N2 - The authors discuss their experience in implementing a Medical Ethics and Humanities course for premedical students at Weill Cornell Medical College in the Arabian Gulf emirate of Qatar. The course, first offered in 2003, is designed to prepare these students for the medical school curriculum to follow and to make global medical knowledge meaningful for their local context. Pedagogical challenges included the cross-cultural tensions that could emerge when introducing themes from Western medical ethics and humanities into this overwhelmingly Islamic context. The authors outline the response to this challenge and strategies to broaden student inquiry without engaging in indoctrination. This seminar-based course was designed around seven thematic areas of increasing biopsychosocial complexity, from nature and biology, to the patient, the physician, and the family, to broader questions of hospital care, the health care system, and the place of law in modern medicine. Readings from the literature of the Western and Arabic traditions were used, including selections by Hippocrates, Thomas, Kafka, Mahfouz, and Pellegrino. It is too early to know the ultimate impact of the course, but students demonstrated enthusiasm for ethics and the medical humanities and a willingness to consider new and novel ways of knowing. The authors anticipate that this grounding in the humanities will complement the students' work in the sciences and help further develop their nascent professional identities in an increasingly global medical community.

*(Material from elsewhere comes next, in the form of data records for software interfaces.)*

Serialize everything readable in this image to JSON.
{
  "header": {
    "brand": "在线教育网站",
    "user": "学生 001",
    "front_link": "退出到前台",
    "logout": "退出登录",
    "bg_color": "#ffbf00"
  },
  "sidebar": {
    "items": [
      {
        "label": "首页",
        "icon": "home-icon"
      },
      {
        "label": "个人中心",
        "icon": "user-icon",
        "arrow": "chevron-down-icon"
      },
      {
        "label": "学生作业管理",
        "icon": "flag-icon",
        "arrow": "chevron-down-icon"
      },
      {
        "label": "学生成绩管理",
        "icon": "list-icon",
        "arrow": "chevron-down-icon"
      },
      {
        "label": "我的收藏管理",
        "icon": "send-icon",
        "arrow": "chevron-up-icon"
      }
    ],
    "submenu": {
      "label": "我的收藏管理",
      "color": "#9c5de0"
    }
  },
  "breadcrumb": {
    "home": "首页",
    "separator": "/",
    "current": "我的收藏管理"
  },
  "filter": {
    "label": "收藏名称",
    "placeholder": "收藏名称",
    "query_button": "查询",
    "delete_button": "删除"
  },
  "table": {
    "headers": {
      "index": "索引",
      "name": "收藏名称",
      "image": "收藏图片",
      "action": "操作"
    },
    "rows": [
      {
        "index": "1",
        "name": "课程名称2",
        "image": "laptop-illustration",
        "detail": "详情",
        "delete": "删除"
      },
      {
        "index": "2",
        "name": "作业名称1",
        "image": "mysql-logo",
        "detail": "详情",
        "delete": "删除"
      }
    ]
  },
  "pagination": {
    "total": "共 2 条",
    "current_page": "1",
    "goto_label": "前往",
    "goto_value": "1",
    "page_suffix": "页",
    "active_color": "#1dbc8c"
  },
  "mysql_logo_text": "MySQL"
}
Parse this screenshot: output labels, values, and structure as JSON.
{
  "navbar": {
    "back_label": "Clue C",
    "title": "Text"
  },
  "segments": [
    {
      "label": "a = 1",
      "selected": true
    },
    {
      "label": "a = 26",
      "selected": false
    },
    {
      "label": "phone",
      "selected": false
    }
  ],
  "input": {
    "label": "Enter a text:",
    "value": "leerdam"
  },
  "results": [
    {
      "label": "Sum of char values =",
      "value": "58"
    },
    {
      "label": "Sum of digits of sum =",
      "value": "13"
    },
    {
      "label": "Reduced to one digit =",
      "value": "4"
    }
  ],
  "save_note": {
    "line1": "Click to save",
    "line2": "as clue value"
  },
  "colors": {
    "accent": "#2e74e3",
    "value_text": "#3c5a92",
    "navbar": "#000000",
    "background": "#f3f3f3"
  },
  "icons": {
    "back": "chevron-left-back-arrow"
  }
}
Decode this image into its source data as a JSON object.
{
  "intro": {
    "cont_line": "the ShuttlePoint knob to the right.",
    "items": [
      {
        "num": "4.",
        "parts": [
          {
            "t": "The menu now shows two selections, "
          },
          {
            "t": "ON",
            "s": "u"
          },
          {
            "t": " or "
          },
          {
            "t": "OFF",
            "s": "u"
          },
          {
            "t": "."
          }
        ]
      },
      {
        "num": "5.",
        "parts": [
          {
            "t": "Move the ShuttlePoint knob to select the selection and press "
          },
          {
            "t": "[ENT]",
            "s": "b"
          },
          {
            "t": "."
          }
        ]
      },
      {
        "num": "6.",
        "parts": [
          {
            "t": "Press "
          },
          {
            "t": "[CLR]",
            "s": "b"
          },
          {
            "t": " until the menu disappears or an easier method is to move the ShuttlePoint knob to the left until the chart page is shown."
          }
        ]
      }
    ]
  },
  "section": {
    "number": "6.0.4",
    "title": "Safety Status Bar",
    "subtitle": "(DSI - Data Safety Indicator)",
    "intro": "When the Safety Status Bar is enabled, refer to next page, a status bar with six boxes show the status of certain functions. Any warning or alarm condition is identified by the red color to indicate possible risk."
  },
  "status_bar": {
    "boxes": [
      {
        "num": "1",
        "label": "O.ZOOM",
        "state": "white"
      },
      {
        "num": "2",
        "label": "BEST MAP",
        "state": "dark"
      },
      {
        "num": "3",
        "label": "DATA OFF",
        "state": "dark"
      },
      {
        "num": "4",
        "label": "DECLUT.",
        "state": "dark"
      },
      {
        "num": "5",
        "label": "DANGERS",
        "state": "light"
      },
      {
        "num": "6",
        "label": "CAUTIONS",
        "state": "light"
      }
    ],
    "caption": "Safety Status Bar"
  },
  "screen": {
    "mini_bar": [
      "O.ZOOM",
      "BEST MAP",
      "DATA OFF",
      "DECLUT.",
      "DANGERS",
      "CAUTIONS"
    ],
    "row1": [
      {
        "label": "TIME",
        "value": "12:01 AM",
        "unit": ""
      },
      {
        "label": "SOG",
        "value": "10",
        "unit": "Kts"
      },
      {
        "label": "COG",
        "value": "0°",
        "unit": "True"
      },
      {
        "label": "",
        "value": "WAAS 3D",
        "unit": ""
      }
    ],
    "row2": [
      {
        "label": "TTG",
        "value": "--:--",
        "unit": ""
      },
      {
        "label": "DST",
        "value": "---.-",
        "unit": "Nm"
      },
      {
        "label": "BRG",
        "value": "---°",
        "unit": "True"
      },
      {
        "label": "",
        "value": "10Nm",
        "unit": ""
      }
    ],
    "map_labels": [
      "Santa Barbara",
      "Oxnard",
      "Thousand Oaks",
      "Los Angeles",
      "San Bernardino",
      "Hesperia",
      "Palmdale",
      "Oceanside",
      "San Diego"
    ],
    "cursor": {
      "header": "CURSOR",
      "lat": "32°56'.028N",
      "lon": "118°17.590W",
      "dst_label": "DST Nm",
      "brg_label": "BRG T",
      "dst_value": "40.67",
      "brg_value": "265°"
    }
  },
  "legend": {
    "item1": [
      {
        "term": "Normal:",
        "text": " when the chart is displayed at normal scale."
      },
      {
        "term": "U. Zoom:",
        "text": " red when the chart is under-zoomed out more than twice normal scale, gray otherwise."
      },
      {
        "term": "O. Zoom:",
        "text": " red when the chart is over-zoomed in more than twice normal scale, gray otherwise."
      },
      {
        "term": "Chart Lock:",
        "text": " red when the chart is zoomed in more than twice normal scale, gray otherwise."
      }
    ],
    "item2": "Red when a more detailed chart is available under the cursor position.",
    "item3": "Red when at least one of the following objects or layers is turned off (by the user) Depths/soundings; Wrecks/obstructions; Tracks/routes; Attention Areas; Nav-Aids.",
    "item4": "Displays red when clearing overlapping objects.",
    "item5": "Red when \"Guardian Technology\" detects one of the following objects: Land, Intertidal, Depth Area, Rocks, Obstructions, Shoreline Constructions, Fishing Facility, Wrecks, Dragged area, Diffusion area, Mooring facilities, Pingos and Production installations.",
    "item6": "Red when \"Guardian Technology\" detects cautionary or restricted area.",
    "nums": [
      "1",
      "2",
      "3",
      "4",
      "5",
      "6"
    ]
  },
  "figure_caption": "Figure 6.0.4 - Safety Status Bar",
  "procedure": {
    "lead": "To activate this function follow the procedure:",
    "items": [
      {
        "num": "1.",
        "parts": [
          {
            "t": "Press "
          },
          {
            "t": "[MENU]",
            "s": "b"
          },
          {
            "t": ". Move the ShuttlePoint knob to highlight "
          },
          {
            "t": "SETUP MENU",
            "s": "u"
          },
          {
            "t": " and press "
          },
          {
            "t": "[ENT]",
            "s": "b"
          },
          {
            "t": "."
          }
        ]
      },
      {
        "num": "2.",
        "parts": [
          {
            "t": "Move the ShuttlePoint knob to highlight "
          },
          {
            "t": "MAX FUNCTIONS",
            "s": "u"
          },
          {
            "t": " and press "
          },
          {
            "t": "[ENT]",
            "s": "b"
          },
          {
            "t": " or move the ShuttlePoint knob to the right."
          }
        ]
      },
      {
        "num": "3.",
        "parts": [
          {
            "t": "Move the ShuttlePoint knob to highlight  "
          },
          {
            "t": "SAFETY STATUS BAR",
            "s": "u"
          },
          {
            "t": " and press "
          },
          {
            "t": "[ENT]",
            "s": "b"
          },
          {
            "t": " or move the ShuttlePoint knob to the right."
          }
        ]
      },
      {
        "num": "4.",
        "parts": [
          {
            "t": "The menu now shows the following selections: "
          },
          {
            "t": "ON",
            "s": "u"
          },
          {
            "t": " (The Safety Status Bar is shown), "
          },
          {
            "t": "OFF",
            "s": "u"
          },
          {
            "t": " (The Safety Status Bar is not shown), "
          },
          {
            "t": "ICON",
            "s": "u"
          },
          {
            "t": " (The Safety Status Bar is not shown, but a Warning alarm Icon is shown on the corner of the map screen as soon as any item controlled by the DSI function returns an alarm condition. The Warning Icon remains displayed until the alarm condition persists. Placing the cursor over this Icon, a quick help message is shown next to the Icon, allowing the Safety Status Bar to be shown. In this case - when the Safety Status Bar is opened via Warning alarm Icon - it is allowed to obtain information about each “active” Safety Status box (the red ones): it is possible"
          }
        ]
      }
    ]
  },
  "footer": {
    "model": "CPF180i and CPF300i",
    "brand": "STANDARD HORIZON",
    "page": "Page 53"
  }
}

AB - The authors discuss their experience in implementing a Medical Ethics and Humanities course for premedical students at Weill Cornell Medical College in the Arabian Gulf emirate of Qatar. The course, first offered in 2003, is designed to prepare these students for the medical school curriculum to follow and to make global medical knowledge meaningful for their local context. Pedagogical challenges included the cross-cultural tensions that could emerge when introducing themes from Western medical ethics and humanities into this overwhelmingly Islamic context. The authors outline the response to this challenge and strategies to broaden student inquiry without engaging in indoctrination. This seminar-based course was designed around seven thematic areas of increasing biopsychosocial complexity, from nature and biology, to the patient, the physician, and the family, to broader questions of hospital care, the health care system, and the place of law in modern medicine. Readings from the literature of the Western and Arabic traditions were used, including selections by Hippocrates, Thomas, Kafka, Mahfouz, and Pellegrino. It is too early to know the ultimate impact of the course, but students demonstrated enthusiasm for ethics and the medical humanities and a willingness to consider new and novel ways of knowing. The authors anticipate that this grounding in the humanities will complement the students' work in the sciences and help further develop their nascent professional identities in an increasingly global medical community.

UR - http://www.scopus.com/inward/record.url?scp=12944268747&partnerID=8YFLogxK

UR - http://www.scopus.com/inward/citedby.url?scp=12944268747&partnerID=8YFLogxK

U2 - 10.1097/00001888-200502000-00005

DO - 10.1097/00001888-200502000-00005

M3 - Review article

C2 - 15671316

AN - SCOPUS:12944268747

VL - 80

SP - 135

EP - 140

JO - Academic Medicine

JF - Academic Medicine

SN - 1040-2446

IS - 2

ER -